Another common argument against fracking, irrigation, and bottled water is that these uses are consumptive uses. In the case of fracking, this is undoubtedly true (as laid out above), and water used in agriculture is often also considered to be consumptive. However, the charge of consumptive use can also leveled at most of California's toilet water flushes, since much of the State's water is pumped from watersheds in Northern California and the Colorado River, creating consumptive water use pressures in those areas.
The only real argument that comes to mind is that it is unfair for the government to impose water restrictions upon flesh-and-blood citizens but not impose water restrictions upon corporate "citizens." However, such an argument isn't a water volume argument, but a water rights argument, especially in how Californian water rights are not egalitarian, with a large part of this argument lying in the problems associated with California's water rights laws. Most individual Californian citizens do not own any water rights, let alone water rights that predate 1914. The date of 1914 forms the demarcation date between so-called "junior" and "senior" water rights, and those holding junior water rights will have their rights to water curtailed before those of senior water rights holders. Such a system of rights is based on a "first in place, first in right" principle, with a strong incentive for the right to be held by a non-human entity (such as a corporation, water district, or the like), since the death of an individual could lead to the "death" of that right. From an equity perspective, such distributions of water rights is inherently inequitable, since it creates structural inequalities that become evermore entrenched as the value of water increases (making the purchase or transfer of water rights less likely to occur). During times when water availability is high, such a structurally unequal distribution of water rarely impacts large swathes of citizens. In cases of drought, though, such inequalities emerge. But regardless of the structural inequalities that California's water rights system imposes upon its citizens, the percecption of unfairness in who gets the restrictions is not due to water volumes (as the graphic implies), but due to water policy and water law.
One "good" note though (if only from a perspective of masochistic schadenfreude), is that if the drought continues, it is likely that even those holding senior rights (which includes many major agricultural water users) will have their water withdrawals restricted.
In sum, while bottled water and fracking are often seen as problematic for various social, public health, and environmental reasons, the comparative water consumption in these two sectors doesn't hold a candle to the total sector-wide water consumption of toilets. Furthermore, hiding the scales of water use between different water uses in the way presented in the graphic is deceptive, and such deception can foster mistrust of the messenger or supporter of the message.

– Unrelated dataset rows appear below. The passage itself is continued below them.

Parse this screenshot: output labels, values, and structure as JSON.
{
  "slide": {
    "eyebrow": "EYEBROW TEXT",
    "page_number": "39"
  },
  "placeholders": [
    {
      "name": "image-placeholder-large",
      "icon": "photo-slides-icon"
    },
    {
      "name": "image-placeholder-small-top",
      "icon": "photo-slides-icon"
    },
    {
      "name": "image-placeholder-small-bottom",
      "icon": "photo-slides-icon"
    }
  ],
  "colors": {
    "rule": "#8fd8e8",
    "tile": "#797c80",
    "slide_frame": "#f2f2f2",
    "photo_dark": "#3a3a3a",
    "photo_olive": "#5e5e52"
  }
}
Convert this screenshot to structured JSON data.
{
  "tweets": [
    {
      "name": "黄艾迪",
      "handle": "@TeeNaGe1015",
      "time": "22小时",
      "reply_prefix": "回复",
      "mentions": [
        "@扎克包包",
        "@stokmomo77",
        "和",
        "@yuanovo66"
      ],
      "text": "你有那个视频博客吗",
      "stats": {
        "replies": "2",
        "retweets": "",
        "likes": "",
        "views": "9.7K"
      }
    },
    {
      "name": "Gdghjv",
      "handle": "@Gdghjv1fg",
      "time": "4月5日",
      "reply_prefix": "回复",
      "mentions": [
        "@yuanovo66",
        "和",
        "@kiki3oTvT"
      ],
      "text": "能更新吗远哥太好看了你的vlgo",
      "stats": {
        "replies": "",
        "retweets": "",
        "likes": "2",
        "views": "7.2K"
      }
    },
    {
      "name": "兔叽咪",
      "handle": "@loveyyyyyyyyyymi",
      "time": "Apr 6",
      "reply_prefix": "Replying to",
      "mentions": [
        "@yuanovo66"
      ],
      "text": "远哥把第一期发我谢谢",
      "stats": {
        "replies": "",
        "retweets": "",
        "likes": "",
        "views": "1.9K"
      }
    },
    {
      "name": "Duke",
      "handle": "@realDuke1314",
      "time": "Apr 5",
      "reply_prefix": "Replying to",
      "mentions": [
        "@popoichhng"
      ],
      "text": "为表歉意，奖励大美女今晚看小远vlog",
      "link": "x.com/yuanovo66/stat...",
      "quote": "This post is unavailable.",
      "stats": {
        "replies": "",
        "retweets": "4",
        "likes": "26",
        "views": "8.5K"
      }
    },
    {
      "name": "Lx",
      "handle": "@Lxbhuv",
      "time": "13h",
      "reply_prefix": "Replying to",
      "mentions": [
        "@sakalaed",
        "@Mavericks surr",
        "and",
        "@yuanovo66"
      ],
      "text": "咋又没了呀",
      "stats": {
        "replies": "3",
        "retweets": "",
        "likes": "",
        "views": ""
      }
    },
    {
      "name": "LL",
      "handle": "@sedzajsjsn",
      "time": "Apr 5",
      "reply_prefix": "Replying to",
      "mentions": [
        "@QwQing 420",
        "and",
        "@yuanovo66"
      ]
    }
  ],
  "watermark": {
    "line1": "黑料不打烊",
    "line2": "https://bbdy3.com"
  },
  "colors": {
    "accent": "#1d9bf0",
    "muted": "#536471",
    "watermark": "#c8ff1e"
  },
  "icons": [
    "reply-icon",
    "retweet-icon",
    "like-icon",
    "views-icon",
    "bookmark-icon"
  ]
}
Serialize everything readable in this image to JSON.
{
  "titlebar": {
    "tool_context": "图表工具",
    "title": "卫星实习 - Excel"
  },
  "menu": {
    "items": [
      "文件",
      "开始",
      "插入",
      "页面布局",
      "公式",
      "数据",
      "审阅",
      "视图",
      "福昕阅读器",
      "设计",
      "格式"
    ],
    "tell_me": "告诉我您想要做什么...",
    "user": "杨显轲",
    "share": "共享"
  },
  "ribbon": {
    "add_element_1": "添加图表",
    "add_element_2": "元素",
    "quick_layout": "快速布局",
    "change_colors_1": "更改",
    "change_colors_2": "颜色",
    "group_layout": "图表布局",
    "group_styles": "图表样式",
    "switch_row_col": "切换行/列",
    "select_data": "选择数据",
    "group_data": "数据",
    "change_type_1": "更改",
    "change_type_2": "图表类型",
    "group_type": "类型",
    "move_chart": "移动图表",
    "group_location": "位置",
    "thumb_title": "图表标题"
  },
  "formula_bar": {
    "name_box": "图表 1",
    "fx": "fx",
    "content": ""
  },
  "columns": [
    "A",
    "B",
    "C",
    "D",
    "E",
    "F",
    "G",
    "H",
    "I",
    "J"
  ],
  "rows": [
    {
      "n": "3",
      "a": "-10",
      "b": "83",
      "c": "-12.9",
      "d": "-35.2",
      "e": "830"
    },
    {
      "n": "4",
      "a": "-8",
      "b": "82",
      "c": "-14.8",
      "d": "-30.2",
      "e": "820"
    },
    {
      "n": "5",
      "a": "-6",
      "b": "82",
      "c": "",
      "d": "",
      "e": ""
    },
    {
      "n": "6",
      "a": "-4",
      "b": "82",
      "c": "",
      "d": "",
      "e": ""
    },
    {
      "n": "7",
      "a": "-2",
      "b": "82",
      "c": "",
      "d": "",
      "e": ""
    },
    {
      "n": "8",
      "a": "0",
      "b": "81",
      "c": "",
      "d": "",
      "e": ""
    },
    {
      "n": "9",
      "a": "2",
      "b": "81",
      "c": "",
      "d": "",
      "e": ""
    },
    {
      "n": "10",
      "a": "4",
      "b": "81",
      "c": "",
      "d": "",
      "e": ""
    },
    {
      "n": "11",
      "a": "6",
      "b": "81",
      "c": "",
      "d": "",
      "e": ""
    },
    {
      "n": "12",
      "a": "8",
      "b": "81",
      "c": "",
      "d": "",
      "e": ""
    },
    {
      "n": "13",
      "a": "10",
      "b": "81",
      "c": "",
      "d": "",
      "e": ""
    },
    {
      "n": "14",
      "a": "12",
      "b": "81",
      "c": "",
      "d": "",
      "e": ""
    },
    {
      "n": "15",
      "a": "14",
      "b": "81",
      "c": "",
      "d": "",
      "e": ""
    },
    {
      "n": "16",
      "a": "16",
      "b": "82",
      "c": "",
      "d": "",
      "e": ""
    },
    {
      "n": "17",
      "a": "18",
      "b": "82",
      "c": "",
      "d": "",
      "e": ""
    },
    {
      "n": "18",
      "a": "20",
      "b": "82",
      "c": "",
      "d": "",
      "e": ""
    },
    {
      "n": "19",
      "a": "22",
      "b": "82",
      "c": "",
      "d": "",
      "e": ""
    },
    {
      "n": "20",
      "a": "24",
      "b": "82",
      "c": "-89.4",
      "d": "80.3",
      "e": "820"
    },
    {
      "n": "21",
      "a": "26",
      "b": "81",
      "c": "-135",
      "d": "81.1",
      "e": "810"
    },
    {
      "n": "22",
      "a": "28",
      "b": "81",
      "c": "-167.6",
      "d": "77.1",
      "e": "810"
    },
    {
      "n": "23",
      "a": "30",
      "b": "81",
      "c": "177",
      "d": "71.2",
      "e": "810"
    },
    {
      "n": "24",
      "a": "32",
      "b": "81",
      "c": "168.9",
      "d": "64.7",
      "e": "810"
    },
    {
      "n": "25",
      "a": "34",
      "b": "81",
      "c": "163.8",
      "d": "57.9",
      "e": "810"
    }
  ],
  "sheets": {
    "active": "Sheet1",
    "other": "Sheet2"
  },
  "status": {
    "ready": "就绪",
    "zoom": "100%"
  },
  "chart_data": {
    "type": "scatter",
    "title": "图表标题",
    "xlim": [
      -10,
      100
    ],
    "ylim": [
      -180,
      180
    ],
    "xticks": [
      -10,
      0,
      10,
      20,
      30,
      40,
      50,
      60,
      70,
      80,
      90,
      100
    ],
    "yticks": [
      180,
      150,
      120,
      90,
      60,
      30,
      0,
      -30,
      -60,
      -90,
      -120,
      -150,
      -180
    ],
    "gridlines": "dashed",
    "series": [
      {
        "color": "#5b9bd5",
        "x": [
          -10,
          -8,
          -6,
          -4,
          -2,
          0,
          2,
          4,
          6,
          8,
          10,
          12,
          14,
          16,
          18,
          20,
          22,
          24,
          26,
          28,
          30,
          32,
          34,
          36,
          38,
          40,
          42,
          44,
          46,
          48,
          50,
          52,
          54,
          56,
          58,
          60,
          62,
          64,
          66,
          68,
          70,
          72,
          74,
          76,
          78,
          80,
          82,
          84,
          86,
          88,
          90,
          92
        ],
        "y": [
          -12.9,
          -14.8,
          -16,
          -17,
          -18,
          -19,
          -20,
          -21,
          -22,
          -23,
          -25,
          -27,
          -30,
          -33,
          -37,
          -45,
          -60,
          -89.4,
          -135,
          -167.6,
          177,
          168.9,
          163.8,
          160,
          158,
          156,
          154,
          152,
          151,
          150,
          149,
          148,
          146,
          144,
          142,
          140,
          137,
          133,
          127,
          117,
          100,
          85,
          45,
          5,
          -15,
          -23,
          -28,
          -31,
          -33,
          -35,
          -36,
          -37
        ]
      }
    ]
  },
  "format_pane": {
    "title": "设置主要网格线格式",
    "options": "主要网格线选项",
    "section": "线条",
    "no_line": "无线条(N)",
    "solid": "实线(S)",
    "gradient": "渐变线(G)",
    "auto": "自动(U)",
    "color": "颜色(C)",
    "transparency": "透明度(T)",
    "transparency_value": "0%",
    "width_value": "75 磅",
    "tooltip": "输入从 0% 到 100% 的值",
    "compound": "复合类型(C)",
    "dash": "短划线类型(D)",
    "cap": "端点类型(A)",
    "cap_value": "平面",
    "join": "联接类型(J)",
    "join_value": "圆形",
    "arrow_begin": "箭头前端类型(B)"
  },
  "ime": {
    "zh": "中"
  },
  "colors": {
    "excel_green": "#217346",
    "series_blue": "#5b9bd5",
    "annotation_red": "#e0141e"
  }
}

In other words, in order to make the graphic less deceptive and more salient to a message associated with different types of water use, it needs more than just a simple comparison of water volumes.
Of course, this additional nuance can create problems when trying to disseminate a message...